I'd like every entry returned exactly as it is, with the images left out.

*Data for the task*
=== Section Start ===
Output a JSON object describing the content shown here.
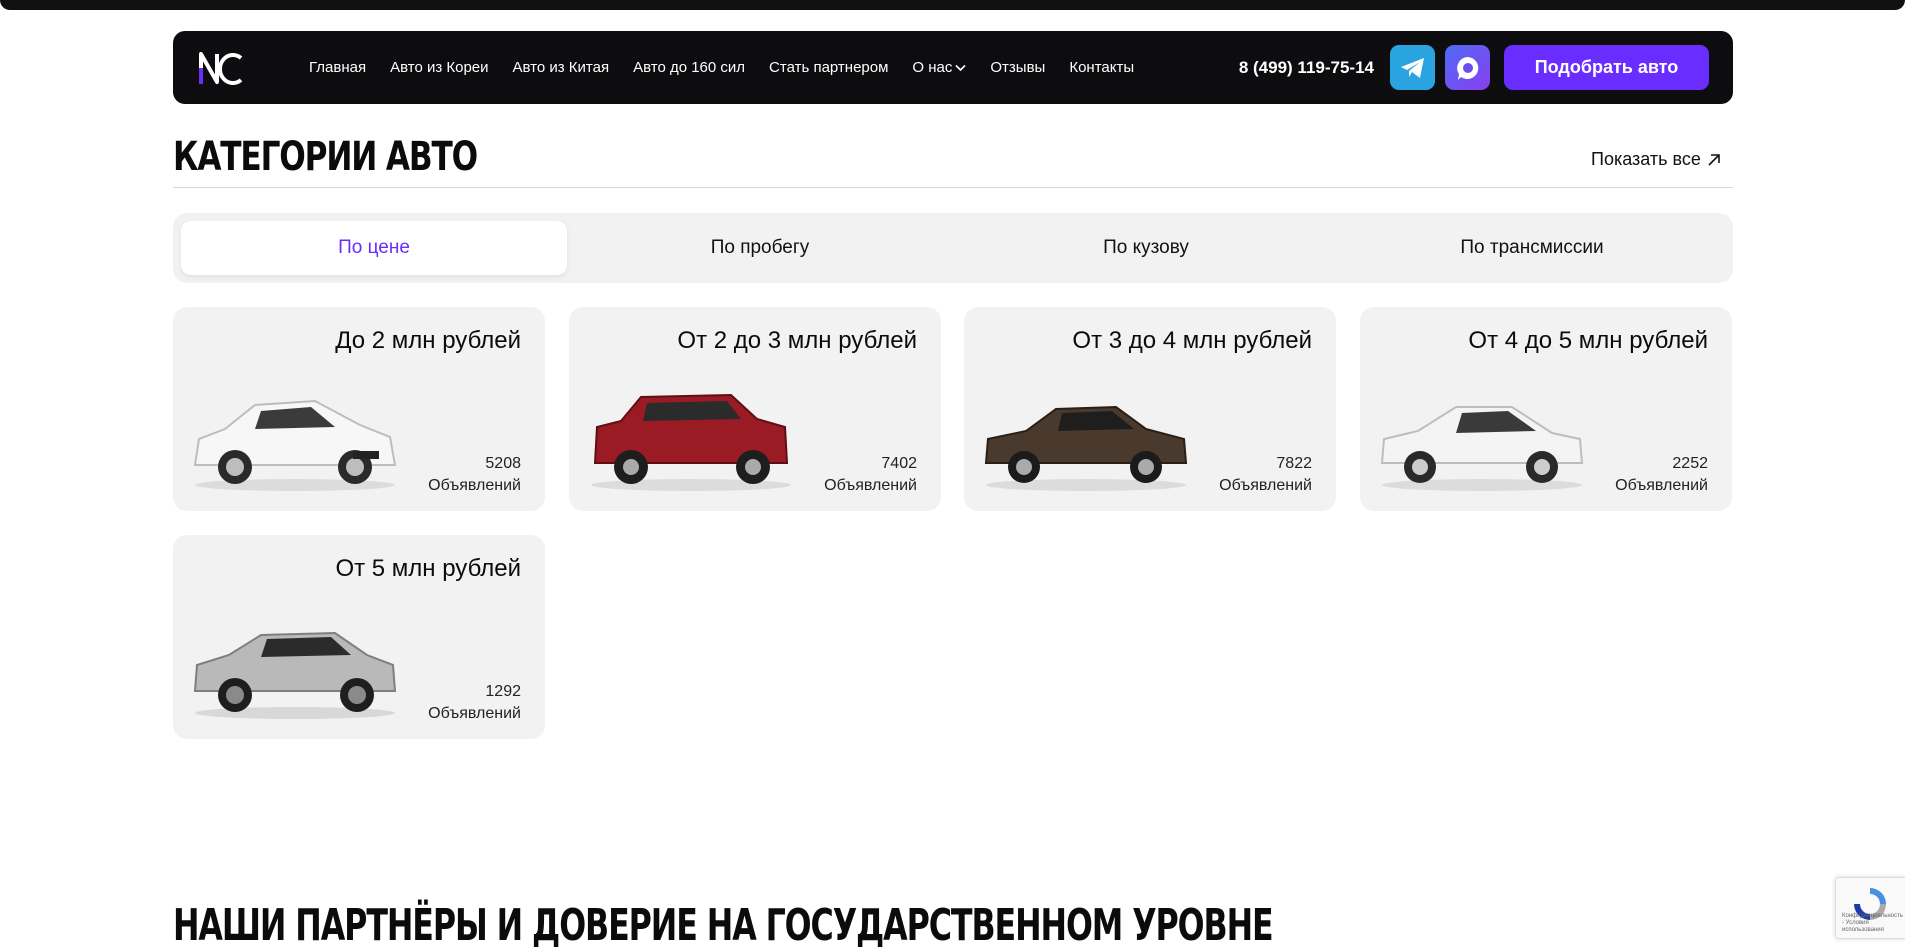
{
  "header": {
    "logo_text": "NC",
    "nav": [
      {
        "label": "Главная"
      },
      {
        "label": "Авто из Кореи"
      },
      {
        "label": "Авто из Китая"
      },
      {
        "label": "Авто до 160 сил"
      },
      {
        "label": "Стать партнером"
      },
      {
        "label": "О нас"
      },
      {
        "label": "Отзывы"
      },
      {
        "label": "Контакты"
      }
    ],
    "phone": "8 (499) 119-75-14",
    "cta_label": "Подобрать авто",
    "social_icons": [
      "telegram-icon",
      "max-messenger-icon"
    ]
  },
  "categories": {
    "title": "КАТЕГОРИИ АВТО",
    "show_all_label": "Показать все",
    "tabs": [
      {
        "label": "По цене",
        "active": true
      },
      {
        "label": "По пробегу",
        "active": false
      },
      {
        "label": "По кузову",
        "active": false
      },
      {
        "label": "По трансмиссии",
        "active": false
      }
    ],
    "cards": [
      {
        "title": "До 2 млн рублей",
        "count": "5208",
        "count_label": "Объявлений",
        "car_color": "#f4f4f4"
      },
      {
        "title": "От 2 до 3 млн рублей",
        "count": "7402",
        "count_label": "Объявлений",
        "car_color": "#9b1b24"
      },
      {
        "title": "От 3 до 4 млн рублей",
        "count": "7822",
        "count_label": "Объявлений",
        "car_color": "#4a3a2e"
      },
      {
        "title": "От 4 до 5 млн рублей",
        "count": "2252",
        "count_label": "Объявлений",
        "car_color": "#f2f2f2"
      },
      {
        "title": "От 5 млн рублей",
        "count": "1292",
        "count_label": "Объявлений",
        "car_color": "#b9b9b9"
      }
    ]
  },
  "partners": {
    "title": "НАШИ ПАРТНЁРЫ И ДОВЕРИЕ НА ГОСУДАРСТВЕННОМ УРОВНЕ"
  },
  "recaptcha": {
    "text": "Конфиденциальность - Условия использования"
  },
  "colors": {
    "accent": "#6a2dff",
    "nav_bg": "#0d0d10",
    "card_bg": "#f2f2f2",
    "telegram": "#2aa3e1"
  }
}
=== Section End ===
*Exercise answer*
Output a JSON object describing the content shown here.
{
  "header": {
    "logo_text": "NC",
    "nav": [
      {
        "label": "Главная"
      },
      {
        "label": "Авто из Кореи"
      },
      {
        "label": "Авто из Китая"
      },
      {
        "label": "Авто до 160 сил"
      },
      {
        "label": "Стать партнером"
      },
      {
        "label": "О нас"
      },
      {
        "label": "Отзывы"
      },
      {
        "label": "Контакты"
      }
    ],
    "phone": "8 (499) 119-75-14",
    "cta_label": "Подобрать авто",
    "social_icons": [
      "telegram-icon",
      "max-messenger-icon"
    ]
  },
  "categories": {
    "title": "КАТЕГОРИИ АВТО",
    "show_all_label": "Показать все",
    "tabs": [
      {
        "label": "По цене",
        "active": true
      },
      {
        "label": "По пробегу",
        "active": false
      },
      {
        "label": "По кузову",
        "active": false
      },
      {
        "label": "По трансмиссии",
        "active": false
      }
    ],
    "cards": [
      {
        "title": "До 2 млн рублей",
        "count": "5208",
        "count_label": "Объявлений",
        "car_color": "#f4f4f4"
      },
      {
        "title": "От 2 до 3 млн рублей",
        "count": "7402",
        "count_label": "Объявлений",
        "car_color": "#9b1b24"
      },
      {
        "title": "От 3 до 4 млн рублей",
        "count": "7822",
        "count_label": "Объявлений",
        "car_color": "#4a3a2e"
      },
      {
        "title": "От 4 до 5 млн рублей",
        "count": "2252",
        "count_label": "Объявлений",
        "car_color": "#f2f2f2"
      },
      {
        "title": "От 5 млн рублей",
        "count": "1292",
        "count_label": "Объявлений",
        "car_color": "#b9b9b9"
      }
    ]
  },
  "partners": {
    "title": "НАШИ ПАРТНЁРЫ И ДОВЕРИЕ НА ГОСУДАРСТВЕННОМ УРОВНЕ"
  },
  "recaptcha": {
    "text": "Конфиденциальность - Условия использования"
  },
  "colors": {
    "accent": "#6a2dff",
    "nav_bg": "#0d0d10",
    "card_bg": "#f2f2f2",
    "telegram": "#2aa3e1"
  }
}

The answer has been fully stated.